Behavior Driven Development or BDD is one of the magical terms that many organizations are looking for today. The influence of the BDD methodology has significantly impacted the way the development model works. Its powerful business-driven approach has helped many teams collaborate with different stakeholders to define a better requirement.
One of the well-known tools that help to automate the requirements for the BDD projects is Cucumber. In this article, you will learn about some of the coolest features available as part of Cucumber 6 (cucumber-jvm) & previous versions and how you can leverage them with your automation pack and business discussions.
First, the basics!
For people who are new to Cucumber, the Gherkin language is simple English (or localised) statements put together to make a sensible requirement. It is written in Given-When-Then-But-And format.
The business requirements or the acceptance criteria are written as Scenarios, containing the Gherkin format requirements. Parameterising the scenarios with various combinations are achieved using Scenario Outlines with examples. All these Scenarios are written in a Cucumber feature file in the Cucumber framework.
A sample for a typical feature file is given below:
Rules & Examples:
One of the major features released in cucumber-jvm 6.0.0 is the usage of the Rule keyword. Although it is not a new feature to Cucumber, as it was released first in the cucumber-ruby 4.x and Gherkin 6.0. It’s an optional keyword, but can be very powerful in some business cases.
In general, the Rule keyword will help the team members to think of the scenarios as examples of acceptance criteria or business rules. Examples are different types of scenarios in which the requirement has to be mapped.
This feature will be very useful during the three amigos session, especially for the product owners and to provide better living documentation. The best example for real-time usage can be like this:
Other useful “Keywords”:
Apart from the Rules keyword, many keywords allow the business stakeholders to define the right set of requirements.
Some of them are:
- Ability: To provide details on the ability of the feature or module
- Business Need: What is the business requirement for the feature or module
- Scenario Template: Defines a scenario of a requirement
- Scenarios: Contains more examples for a defined scenario
The keywords are interchangeable as follows:
|High-Level Requirement||Feature, Ability, Business Need|
|Scenario||Scenario Outline, Scenario Template|
|Combinations / Parameters||Examples, Scenarios|
Though there are new keywords introduced to the Feature file, the way of writing the step definitions remains the same. Cucumber can automatically deduct the scenarios and examples. You can see the step definitions for the above example here.
A sample for Ability, Scenario Template & Scenarios:
Online Cucumber Reports:
This is one of the coolest features available as part of Cucumber to date. You can now view Cucumber reports online with a link generated after every execution. The reports show the test results and act as living documentation.

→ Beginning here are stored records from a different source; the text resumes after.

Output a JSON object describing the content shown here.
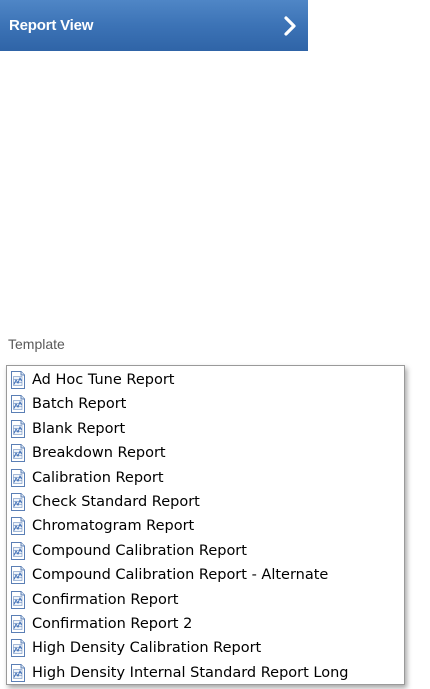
{
  "report_view": {
    "label": "Report View",
    "icon": "chevron-right-icon"
  },
  "template": {
    "header": "Template",
    "items": [
      {
        "label": "Ad Hoc Tune Report"
      },
      {
        "label": "Batch Report"
      },
      {
        "label": "Blank Report"
      },
      {
        "label": "Breakdown Report"
      },
      {
        "label": "Calibration Report"
      },
      {
        "label": "Check Standard Report"
      },
      {
        "label": "Chromatogram Report"
      },
      {
        "label": "Compound Calibration Report"
      },
      {
        "label": "Compound Calibration Report - Alternate"
      },
      {
        "label": "Confirmation Report"
      },
      {
        "label": "Confirmation Report 2"
      },
      {
        "label": "High Density Calibration Report"
      },
      {
        "label": "High Density Internal Standard Report Long"
      }
    ]
  },
  "colors": {
    "button_top": "#4f86c6",
    "button_bottom": "#2f64a7",
    "header_text": "#5a5a5a"
  }
}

The online reports will be published via the https://reports.cucumber.io site with a unique URL provided in the console output and it will self-destruct in a day, but you can also store it if you wish.
This feature can be enabled by either:

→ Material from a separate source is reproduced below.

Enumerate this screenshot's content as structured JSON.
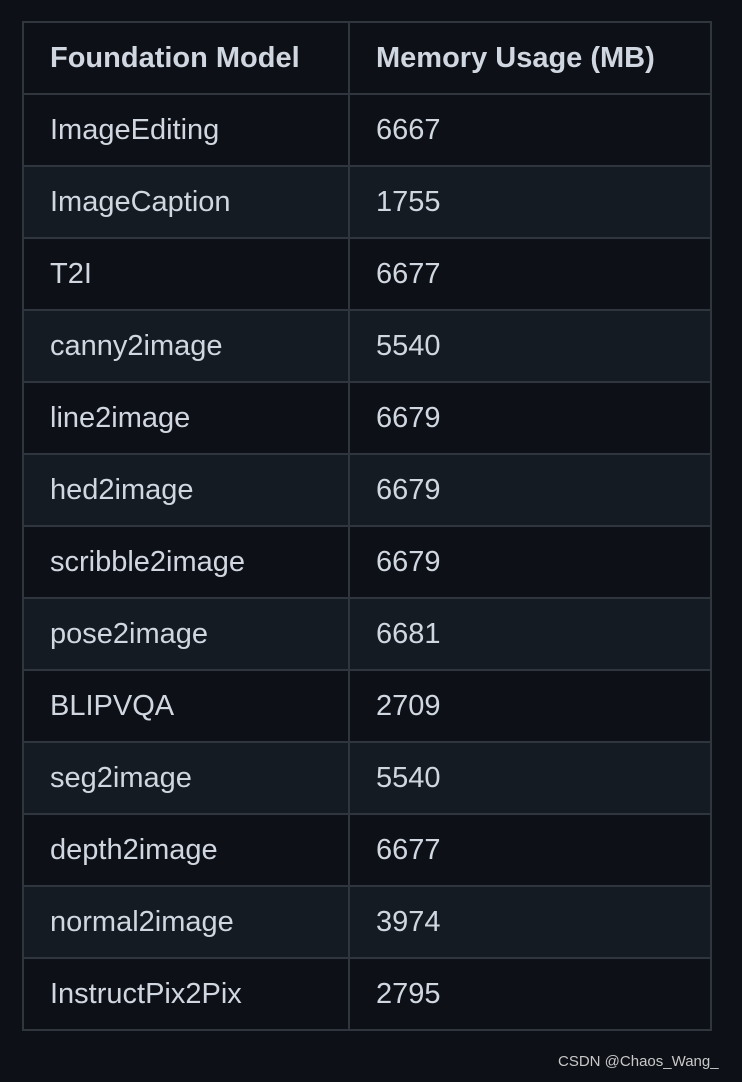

- Adding Cucumber.properties file in
src/test/resources/cucumber.propertiesand adding the below code:
- Adding Junit Platform Properties file in
src/test/resources/junit-platform.propertieswith the below code:
- Add an environment variable:
- From Junit Runner class:
The new features in Cucumber 6 will be of great help to the business stakeholders who like to define their requirements more understandably. This will enable more scenarios to be added for various business needs and for you to perform more collaborative work towards delivering a stable product.